━━━ Supplied material ━━━

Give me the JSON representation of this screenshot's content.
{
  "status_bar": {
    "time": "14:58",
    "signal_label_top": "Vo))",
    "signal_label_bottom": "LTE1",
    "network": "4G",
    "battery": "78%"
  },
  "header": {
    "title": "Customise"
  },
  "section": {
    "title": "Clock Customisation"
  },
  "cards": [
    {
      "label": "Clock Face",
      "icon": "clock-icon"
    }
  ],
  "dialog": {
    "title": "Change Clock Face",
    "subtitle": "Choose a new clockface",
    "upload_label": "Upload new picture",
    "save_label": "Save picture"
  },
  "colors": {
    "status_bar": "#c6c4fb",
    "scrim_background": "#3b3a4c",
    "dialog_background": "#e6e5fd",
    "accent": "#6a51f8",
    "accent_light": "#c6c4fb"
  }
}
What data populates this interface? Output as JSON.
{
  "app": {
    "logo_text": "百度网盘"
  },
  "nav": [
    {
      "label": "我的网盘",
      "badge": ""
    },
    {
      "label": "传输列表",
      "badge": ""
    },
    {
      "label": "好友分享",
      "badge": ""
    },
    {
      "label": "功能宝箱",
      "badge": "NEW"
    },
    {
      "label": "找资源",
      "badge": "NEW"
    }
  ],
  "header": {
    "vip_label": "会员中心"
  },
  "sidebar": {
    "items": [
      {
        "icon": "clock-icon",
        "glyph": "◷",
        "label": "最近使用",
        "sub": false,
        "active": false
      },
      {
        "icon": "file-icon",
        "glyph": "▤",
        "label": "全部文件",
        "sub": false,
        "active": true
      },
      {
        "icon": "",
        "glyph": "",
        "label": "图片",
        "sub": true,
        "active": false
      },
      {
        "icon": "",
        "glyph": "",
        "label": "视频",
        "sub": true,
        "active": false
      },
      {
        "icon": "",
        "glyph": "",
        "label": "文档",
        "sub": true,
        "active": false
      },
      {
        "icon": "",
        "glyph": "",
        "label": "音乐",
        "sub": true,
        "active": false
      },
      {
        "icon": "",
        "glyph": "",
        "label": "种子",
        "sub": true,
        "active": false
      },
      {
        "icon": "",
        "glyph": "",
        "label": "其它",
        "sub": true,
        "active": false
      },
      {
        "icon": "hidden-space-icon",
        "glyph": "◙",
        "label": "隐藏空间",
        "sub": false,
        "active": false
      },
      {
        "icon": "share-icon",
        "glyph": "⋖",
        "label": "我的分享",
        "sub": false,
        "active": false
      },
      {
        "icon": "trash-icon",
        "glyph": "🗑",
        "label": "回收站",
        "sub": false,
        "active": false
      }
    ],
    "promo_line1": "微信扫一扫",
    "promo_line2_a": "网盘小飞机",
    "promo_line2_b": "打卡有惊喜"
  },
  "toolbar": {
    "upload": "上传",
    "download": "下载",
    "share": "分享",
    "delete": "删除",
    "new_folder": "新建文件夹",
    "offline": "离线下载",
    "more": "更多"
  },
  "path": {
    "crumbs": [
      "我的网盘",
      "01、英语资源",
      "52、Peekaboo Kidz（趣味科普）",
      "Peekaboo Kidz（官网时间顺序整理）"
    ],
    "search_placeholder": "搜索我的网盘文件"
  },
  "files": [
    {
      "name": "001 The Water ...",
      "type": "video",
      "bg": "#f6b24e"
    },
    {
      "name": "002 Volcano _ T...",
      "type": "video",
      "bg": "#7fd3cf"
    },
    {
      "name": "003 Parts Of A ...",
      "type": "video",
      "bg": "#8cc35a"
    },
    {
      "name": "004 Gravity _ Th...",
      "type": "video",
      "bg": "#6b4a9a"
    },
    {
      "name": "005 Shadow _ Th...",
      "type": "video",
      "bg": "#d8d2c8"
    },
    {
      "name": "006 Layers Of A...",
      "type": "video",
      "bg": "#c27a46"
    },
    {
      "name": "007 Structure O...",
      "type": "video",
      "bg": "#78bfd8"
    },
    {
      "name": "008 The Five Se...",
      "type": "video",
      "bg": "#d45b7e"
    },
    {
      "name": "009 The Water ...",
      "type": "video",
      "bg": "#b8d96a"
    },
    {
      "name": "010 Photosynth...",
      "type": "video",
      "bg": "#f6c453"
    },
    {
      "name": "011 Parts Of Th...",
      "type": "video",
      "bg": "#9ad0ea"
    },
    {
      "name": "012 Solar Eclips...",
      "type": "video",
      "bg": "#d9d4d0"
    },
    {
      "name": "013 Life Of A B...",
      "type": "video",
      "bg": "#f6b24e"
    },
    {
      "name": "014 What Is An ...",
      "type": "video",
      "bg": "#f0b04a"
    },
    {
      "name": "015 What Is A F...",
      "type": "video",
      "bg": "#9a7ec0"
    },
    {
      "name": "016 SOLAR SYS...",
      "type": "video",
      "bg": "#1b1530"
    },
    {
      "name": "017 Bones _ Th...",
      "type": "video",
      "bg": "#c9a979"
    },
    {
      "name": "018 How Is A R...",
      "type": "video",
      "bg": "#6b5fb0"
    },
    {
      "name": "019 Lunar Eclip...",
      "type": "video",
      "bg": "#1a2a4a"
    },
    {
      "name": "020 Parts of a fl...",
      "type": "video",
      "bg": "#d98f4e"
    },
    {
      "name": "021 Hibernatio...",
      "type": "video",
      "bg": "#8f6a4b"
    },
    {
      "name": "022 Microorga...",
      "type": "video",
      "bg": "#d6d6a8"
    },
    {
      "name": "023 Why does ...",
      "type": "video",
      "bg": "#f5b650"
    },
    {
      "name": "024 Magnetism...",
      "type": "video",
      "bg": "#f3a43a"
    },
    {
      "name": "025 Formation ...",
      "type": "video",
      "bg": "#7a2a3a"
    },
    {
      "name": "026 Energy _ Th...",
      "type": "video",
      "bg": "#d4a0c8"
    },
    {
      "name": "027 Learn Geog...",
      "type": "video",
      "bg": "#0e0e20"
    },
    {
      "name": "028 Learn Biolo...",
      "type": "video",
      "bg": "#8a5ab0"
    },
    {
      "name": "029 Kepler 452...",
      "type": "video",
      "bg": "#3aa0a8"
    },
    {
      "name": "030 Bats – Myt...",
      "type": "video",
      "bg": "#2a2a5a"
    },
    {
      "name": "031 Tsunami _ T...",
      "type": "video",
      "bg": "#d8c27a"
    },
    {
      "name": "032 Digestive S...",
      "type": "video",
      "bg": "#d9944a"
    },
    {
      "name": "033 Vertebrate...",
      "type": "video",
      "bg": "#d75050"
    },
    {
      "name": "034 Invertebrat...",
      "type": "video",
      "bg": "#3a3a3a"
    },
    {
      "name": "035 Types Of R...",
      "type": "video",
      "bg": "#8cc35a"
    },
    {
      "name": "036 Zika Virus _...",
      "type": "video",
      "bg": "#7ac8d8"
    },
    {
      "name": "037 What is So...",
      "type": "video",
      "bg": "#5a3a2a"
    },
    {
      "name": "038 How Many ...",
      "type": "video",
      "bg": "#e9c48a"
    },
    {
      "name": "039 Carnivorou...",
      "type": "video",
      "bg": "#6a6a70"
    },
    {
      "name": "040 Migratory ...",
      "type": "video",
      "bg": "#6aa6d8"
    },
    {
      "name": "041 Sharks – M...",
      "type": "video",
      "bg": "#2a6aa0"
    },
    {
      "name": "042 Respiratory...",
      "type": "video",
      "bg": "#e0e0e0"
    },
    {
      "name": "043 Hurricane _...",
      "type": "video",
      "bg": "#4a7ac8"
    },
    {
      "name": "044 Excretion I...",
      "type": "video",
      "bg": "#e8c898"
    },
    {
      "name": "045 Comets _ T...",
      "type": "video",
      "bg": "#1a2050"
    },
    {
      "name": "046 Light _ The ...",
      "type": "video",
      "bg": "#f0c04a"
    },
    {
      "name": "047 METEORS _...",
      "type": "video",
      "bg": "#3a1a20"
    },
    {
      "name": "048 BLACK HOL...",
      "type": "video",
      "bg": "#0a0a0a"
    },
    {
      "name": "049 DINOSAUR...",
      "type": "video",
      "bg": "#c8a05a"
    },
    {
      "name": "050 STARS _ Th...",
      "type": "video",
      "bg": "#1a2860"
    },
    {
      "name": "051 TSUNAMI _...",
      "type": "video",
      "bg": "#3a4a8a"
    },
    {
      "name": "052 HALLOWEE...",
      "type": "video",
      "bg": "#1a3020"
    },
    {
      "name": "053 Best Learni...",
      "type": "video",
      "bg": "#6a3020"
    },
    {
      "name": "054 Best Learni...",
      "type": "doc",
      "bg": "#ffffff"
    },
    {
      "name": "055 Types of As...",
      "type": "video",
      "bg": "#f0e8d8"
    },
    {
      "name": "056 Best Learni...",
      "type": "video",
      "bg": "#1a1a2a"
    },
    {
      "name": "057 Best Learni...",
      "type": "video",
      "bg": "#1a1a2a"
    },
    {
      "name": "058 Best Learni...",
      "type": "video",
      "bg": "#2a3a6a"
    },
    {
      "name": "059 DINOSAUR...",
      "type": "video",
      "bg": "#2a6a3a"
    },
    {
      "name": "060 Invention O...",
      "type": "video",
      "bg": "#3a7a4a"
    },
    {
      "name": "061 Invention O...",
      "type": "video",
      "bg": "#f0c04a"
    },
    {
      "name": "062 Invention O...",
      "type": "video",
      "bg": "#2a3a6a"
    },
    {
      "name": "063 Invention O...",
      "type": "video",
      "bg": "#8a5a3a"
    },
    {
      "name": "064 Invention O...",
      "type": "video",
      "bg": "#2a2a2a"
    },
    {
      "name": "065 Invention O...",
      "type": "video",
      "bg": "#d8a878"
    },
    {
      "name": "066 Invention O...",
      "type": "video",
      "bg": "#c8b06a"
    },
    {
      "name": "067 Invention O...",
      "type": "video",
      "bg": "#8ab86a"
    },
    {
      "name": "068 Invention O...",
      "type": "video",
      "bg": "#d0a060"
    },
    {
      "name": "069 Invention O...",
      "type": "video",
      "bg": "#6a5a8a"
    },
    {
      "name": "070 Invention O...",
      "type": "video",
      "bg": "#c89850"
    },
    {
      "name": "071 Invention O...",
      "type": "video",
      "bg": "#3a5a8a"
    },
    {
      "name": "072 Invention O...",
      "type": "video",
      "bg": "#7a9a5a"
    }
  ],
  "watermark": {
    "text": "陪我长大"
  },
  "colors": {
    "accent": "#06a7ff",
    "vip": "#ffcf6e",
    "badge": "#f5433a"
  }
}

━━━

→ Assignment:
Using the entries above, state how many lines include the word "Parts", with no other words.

→ Output below:
3